Most criticism focused on Romney’s flouting of the traditional proscription against candidates questioning a sitting president’s foreign policy while visiting foreign soil. Though, to be fair, the differences between his and President Obama’s approach to Israel and Iran are tonal and minor.
As usual with the U.S. media, what is remarkable is what is going unsaid. Here we are, with the economy in shambles and the public worried sick about it, the electorate tired of 12 years of war against Afghanistan and nine against Iraq, yet Romney—who could be president six months from now—is out ramping up tensions and increasing the odds of a brand-new, bigger-than-ever military misadventure.
Warmongering has gone mainstream. It’s a given.
In a way, Romney’s willingness to risk war against Iran is merely another example, like the car garage and dressage, of how clueless and out of touch he is. Most Americans oppose war with Iran. For that matter, so do the citizens of the country on whose behalf we’d be killing and dying, Israel. But even Romney’s Democratic opponents give him a pass for Romney’s tough-guy act on Iran.
The reason for the somnolent non-response is obvious: it’s nothing new. Year after year, on one foreign crisis after another, American presidents repeatedly state some variation on the theme that war is always an option, that the military option is always on the table. You’ve heard that line so often that you take it for granted.
But did you know that “keeping the military option on the table” is a serious violation of international law?
The United States is an original signatory of the United Nations Charter, which has the full force of U.S. law since it was ratified by the Senate in 1945. Article 51 allows military force only in self-defense, in response to an “armed attack.” As Yale law and political science professor Bruce Ackerman wrote in The Los Angeles Times in March, international law generally allows preemptive strikes only in the case of “imminent threat.” In 1842 Secretary of State Daniel Webster wrote what remains the standard definition of “imminent,” which is that the threat must be “instant, overwhelming, leaving no choice of means and no moment for deliberation.” The enemy’s troops have massed on your border. They have superior force. What must be done to stop them is evident. There’s no time for diplomacy.
Iran’s nuclear program doesn’t come close to this definition, even from Israel’s standpoint. Bruce Fein, deputy attorney general under Reagan, told Fairness and Accuracy in Reporting’s Extra! Magazine: “It is nothing short of bizarre to claim, as the Obama Administration is doing, that the mere capability to make a bomb is justification for a preemptive attack. That’s a recipe for perpetual war. Almost any country could have the capability to make a bomb.
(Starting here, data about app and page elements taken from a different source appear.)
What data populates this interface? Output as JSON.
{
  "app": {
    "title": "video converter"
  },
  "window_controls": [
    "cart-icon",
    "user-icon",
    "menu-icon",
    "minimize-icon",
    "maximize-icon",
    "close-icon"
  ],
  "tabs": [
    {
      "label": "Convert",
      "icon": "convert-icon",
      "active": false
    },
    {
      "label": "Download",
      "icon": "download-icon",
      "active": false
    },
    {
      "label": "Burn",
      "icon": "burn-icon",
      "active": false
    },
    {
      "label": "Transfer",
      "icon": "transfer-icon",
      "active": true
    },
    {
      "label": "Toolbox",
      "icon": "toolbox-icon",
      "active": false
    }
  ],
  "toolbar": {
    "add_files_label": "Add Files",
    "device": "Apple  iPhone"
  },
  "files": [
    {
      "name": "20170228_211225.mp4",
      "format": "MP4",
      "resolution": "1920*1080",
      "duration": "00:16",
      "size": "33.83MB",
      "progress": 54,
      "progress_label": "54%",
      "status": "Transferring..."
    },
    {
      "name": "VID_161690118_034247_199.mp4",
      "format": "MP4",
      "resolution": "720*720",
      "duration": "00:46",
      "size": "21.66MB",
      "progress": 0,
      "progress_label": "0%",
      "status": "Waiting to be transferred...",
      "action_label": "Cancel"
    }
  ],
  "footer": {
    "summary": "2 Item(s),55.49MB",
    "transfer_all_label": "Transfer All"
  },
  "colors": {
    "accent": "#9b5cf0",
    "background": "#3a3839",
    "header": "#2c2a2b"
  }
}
They are torturing the word ‘imminent’ to the point that it has no meaning.”
By endorsing an Israeli attack against Iran at a time when there is no proof that Iran has nuclear weapons, intends to develop them, or use them if it does, Romney is going farther than Obama, who has engaged in back-channel diplomacy.
The Allies’ main brief against the Nazi leaders tried at Nuremberg was not genocide, but that they had violated international law by waging aggressive war. Yet every American president has deployed troops in aggressive military actions.
Aggressive war hasn’t been good for America’s international image, the environment, our economy or the millions who have died, mostly for causes that are now forgotten or regretted. But unless we draw the line against reckless, irresponsible rhetoric like Romney’s, it will go on forever.
(Ted Rall’s new book is “The Book of Obama: How We Went From Hope and Change to the Age of Revolt.” His website is tedrall.com. This column originally appeared at NBCNews.com)
(C) 2012 TED RALL, ALL RIGHTS RESERVED.